Home Music Music Lists

Rufus Wainwright: My Life in 15 Songs

The singer-songwriter looks back at his life in music, from “Foolish Love” and “Poses” through his inspired new album, Unfollow the Rules

Catherine McGann/Getty Images

Two years ago, when Rufus Wainwright celebrated the 20th anniversary of his debut with a series of tour-de-force concerts, performing the songs that kicked off his career helped him tap into a new creative wellspring. “In order to progress, at this point in my life, it’s good to take stock,” says Wainwright, 46. “See what worked, what didn’t, and how to move forward.”

That self-interrogation ended up yielding Unfollow the Rules, Wainwright’s inspired new album. Recorded in Los Angeles with producer Mitchell Froom, it’s Wainwright’s first unabashedly pop LP since 2012’s Out of the Game, and a reminder of how much fun he can have with a sky-high chorus and a full studio sound. He made the album last year, and it arrives at last on July 10th, after a three-month delay due to the COVID-19 shutdown. (Wainwright used the time off well, performing a series of intimate home concerts in L.A. for his own Instagram followers and for Rolling Stone’s “In My Room.”)

Before the pandemic hit, he came by Rolling Stone’s New York office to reflect on his life in music, as seen through a selection of his greatest songs. “We’re here today to peruse my artistic output,” he says, “and figure out what’s behind the parade.”
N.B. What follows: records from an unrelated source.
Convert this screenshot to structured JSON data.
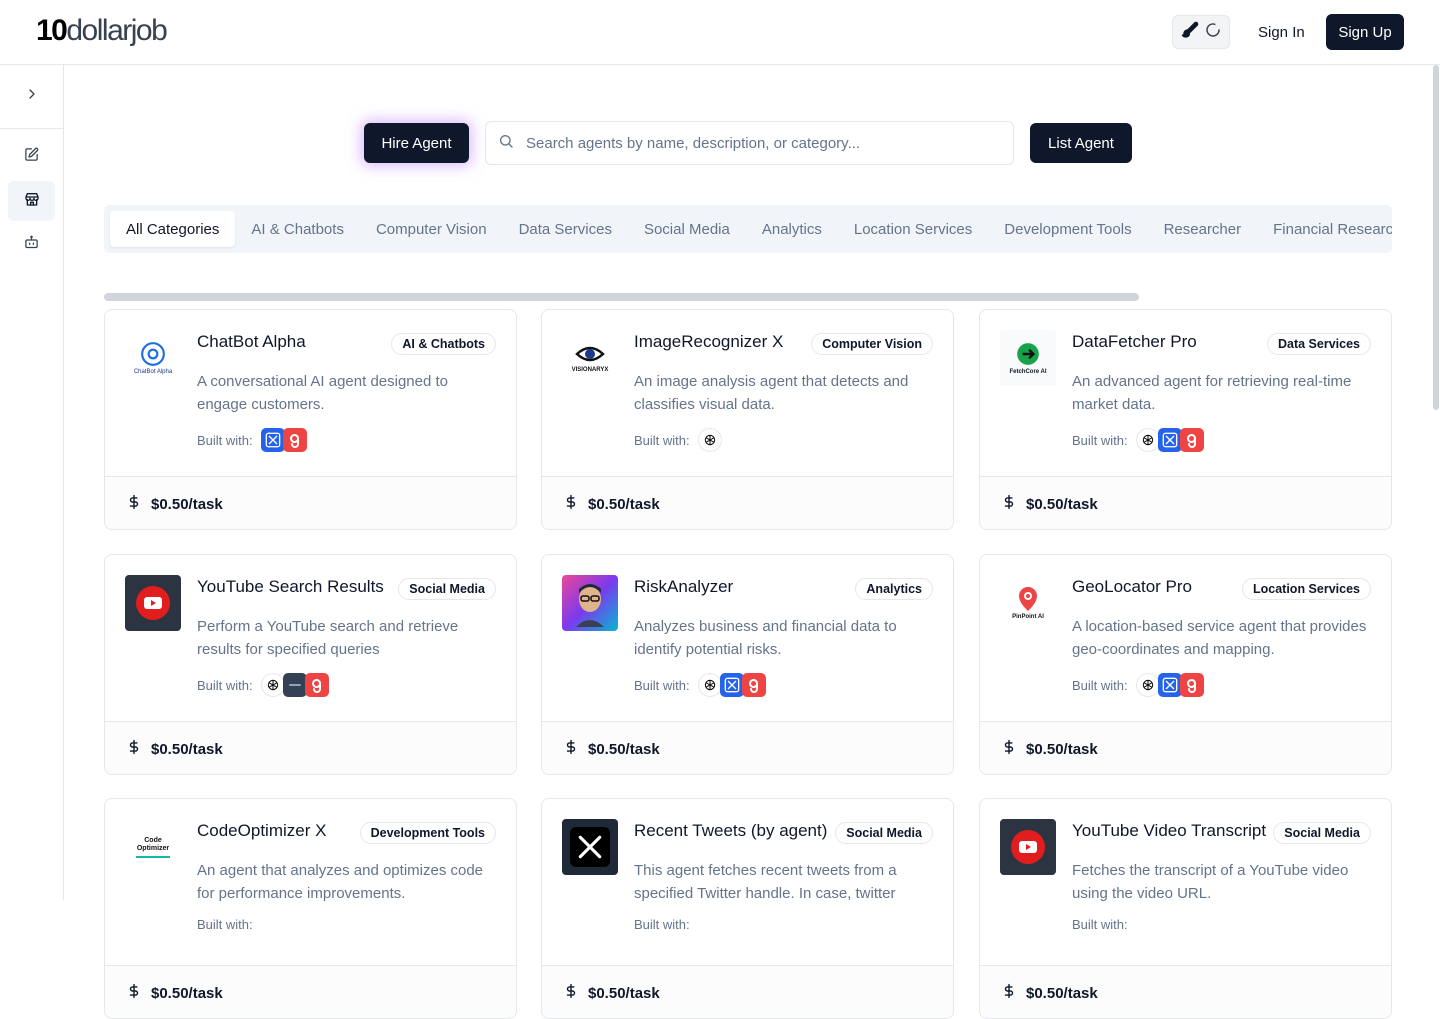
{
  "header": {
    "logo_num": "10",
    "logo_rest": "dollarjob",
    "sign_in": "Sign In",
    "sign_up": "Sign Up"
  },
  "toolbar": {
    "hire_label": "Hire Agent",
    "search_placeholder": "Search agents by name, description, or category...",
    "list_label": "List Agent"
  },
  "tabs": [
    "All Categories",
    "AI & Chatbots",
    "Computer Vision",
    "Data Services",
    "Social Media",
    "Analytics",
    "Location Services",
    "Development Tools",
    "Researcher",
    "Financial Research"
  ],
  "built_with_label": "Built with:",
  "cards": [
    {
      "title": "ChatBot Alpha",
      "category": "AI & Chatbots",
      "description": "A conversational AI agent designed to engage customers.",
      "price": "$0.50/task",
      "thumb_text": "ChatBot Alpha",
      "tech": [
        "crewai",
        "gradio"
      ]
    },
    {
      "title": "ImageRecognizer X",
      "category": "Computer Vision",
      "description": "An image analysis agent that detects and classifies visual data.",
      "price": "$0.50/task",
      "thumb_text": "VISIONARYX",
      "tech": [
        "openai"
      ]
    },
    {
      "title": "DataFetcher Pro",
      "category": "Data Services",
      "description": "An advanced agent for retrieving real-time market data.",
      "price": "$0.50/task",
      "thumb_text": "FetchCore AI",
      "tech": [
        "openai",
        "crewai",
        "gradio"
      ]
    },
    {
      "title": "YouTube Search Results",
      "category": "Social Media",
      "description": "Perform a YouTube search and retrieve results for specified queries",
      "price": "$0.50/task",
      "thumb_text": "",
      "tech": [
        "openai",
        "agent",
        "gradio"
      ]
    },
    {
      "title": "RiskAnalyzer",
      "category": "Analytics",
      "description": "Analyzes business and financial data to identify potential risks.",
      "price": "$0.50/task",
      "thumb_text": "",
      "tech": [
        "openai",
        "crewai",
        "gradio"
      ]
    },
    {
      "title": "GeoLocator Pro",
      "category": "Location Services",
      "description": "A location-based service agent that provides geo-coordinates and mapping.",
      "price": "$0.50/task",
      "thumb_text": "PinPoint AI",
      "tech": [
        "openai",
        "crewai",
        "gradio"
      ]
    },
    {
      "title": "CodeOptimizer X",
      "category": "Development Tools",
      "description": "An agent that analyzes and optimizes code for performance improvements.",
      "price": "$0.50/task",
      "thumb_text": "Code Optimizer",
      "tech": []
    },
    {
      "title": "Recent Tweets (by agent)",
      "category": "Social Media",
      "description": "This agent fetches recent tweets from a specified Twitter handle. In case, twitter",
      "price": "$0.50/task",
      "thumb_text": "",
      "tech": []
    },
    {
      "title": "YouTube Video Transcript",
      "category": "Social Media",
      "description": "Fetches the transcript of a YouTube video using the video URL.",
      "price": "$0.50/task",
      "thumb_text": "",
      "tech": []
    }
  ],
  "colors": {
    "primary": "#0f172a",
    "muted": "#64748b",
    "border": "#e5e7eb",
    "glow": "#c084fc"
  }
}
Taken together, these songs tell a story with enough drama and beauty for one of Wainwright’s beloved operas. They range from early conflicts with his two singer-songwriter parents, Kate McGarrigle and Loudon Wainwright III (who divorced when Rufus was three); through his own years as a downtown NYC star; through addiction, recovery, and profound loss; up to his present contentment with a marriage and family of his own. Through the years, he’s written songs about all the highs and lows, without ever pulling punches or playing down personal disappointments.

“That’s something I grew up with quite intensely,” Wainwright says of his autobiographical style. “I’d go to my mom’s shows and she’d sing a song about my dad, or vice versa, or a song about me or my sister. They were all imbued with love, all caring songs. Occasionally there were some cheap shots, but mostly they’re very heartfelt homages. It was a circular firing squad of beautiful music.”

Here are 15 of his sharpest shots.

Play video

Hell Gate Media/Shutterstock

“A Woman’s Face” (2016)

Robert Wilson, the theater director, is a big figure in both my life and my husband’s life. We had worked together on a production of Shakespeare’s sonnets for the Berlin Ensemble [in 2009], so I ended up writing all of these pieces of music to Shakespeare’s words. “A Woman’s Face” came to me very quickly in that process. People had warned me that working with Shakespeare is very challenging, and the sonnets especially are tricky. I just listened to what the words were telling me musically. I’ve spent so much time listening to great music — Wagner, Janáček, Messiaen, Mahler — and I was able to commune with those spirits, in a way. That sonnet is one of the great examples of Shakespeare’s insanely modern point of view. It’s about being in love with a boy who looks like a girl. He was so deeply engaged in gender-fluid ideas that seem shockingly new now, toying with it like a baby back in the Renaissance.

“Unfollow the Rules” (2020)

One day our daughter, Viva, walked into the room and said, “Daddy, sometimes I just want to unfollow the rules.” It’s very direct, it makes complete sense, but it also sounds like unfollowing people on Facebook. The song expresses my present state, which is one of reflection, observance, and a little bit of dissection. I’m going back in time and observing all of these decisions that I’ve made, and all of these relationships that I’m in now and in the past, having experienced death and disease, loss and incredible joy, and trying to figure out, what is it that I need to go forward? What do I need to keep? What do I need to discard? What is the essence of my existence?

It’s not an easy period, but it’s a rewarding one, mainly because I still have my health. After dealing with my mother’s death and seeing my father get older… I know that I have a little time before I have to worry about that, knock on wood. But it’s good to get your ducks in order.

For better or worse, I’ve decided to continue this tradition of autobiographical material. I always thought [songwriting] had to be deeply confessional, and I’m happy I went that route, because there’s a truth there. Now that we have a child, I’m concerned sometimes if I’m being a little too poignant, shall we say. But she seems to love it.